:: INPUT DATA ::

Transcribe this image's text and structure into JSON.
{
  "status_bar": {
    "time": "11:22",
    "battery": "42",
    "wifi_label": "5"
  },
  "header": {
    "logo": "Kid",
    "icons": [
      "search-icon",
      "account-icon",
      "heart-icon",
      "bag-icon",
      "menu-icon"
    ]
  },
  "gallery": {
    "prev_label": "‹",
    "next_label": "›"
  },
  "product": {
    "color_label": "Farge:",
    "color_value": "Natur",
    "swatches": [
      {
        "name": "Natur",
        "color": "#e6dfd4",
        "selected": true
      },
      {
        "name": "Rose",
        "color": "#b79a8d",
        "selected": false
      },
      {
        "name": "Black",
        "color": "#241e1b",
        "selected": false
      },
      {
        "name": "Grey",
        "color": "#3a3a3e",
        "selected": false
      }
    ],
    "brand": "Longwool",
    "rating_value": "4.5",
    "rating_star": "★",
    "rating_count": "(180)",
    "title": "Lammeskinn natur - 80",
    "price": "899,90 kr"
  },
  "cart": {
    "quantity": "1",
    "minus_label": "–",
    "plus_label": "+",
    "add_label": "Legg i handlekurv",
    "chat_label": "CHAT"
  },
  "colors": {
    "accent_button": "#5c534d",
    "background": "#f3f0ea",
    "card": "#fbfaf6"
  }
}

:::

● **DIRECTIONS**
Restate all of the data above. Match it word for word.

● **YOUR RESPONSE**
Transcribe this image's text and structure into JSON.
{
  "status_bar": {
    "time": "11:22",
    "battery": "42",
    "wifi_label": "5"
  },
  "header": {
    "logo": "Kid",
    "icons": [
      "search-icon",
      "account-icon",
      "heart-icon",
      "bag-icon",
      "menu-icon"
    ]
  },
  "gallery": {
    "prev_label": "‹",
    "next_label": "›"
  },
  "product": {
    "color_label": "Farge:",
    "color_value": "Natur",
    "swatches": [
      {
        "name": "Natur",
        "color": "#e6dfd4",
        "selected": true
      },
      {
        "name": "Rose",
        "color": "#b79a8d",
        "selected": false
      },
      {
        "name": "Black",
        "color": "#241e1b",
        "selected": false
      },
      {
        "name": "Grey",
        "color": "#3a3a3e",
        "selected": false
      }
    ],
    "brand": "Longwool",
    "rating_value": "4.5",
    "rating_star": "★",
    "rating_count": "(180)",
    "title": "Lammeskinn natur - 80",
    "price": "899,90 kr"
  },
  "cart": {
    "quantity": "1",
    "minus_label": "–",
    "plus_label": "+",
    "add_label": "Legg i handlekurv",
    "chat_label": "CHAT"
  },
  "colors": {
    "accent_button": "#5c534d",
    "background": "#f3f0ea",
    "card": "#fbfaf6"
  }
}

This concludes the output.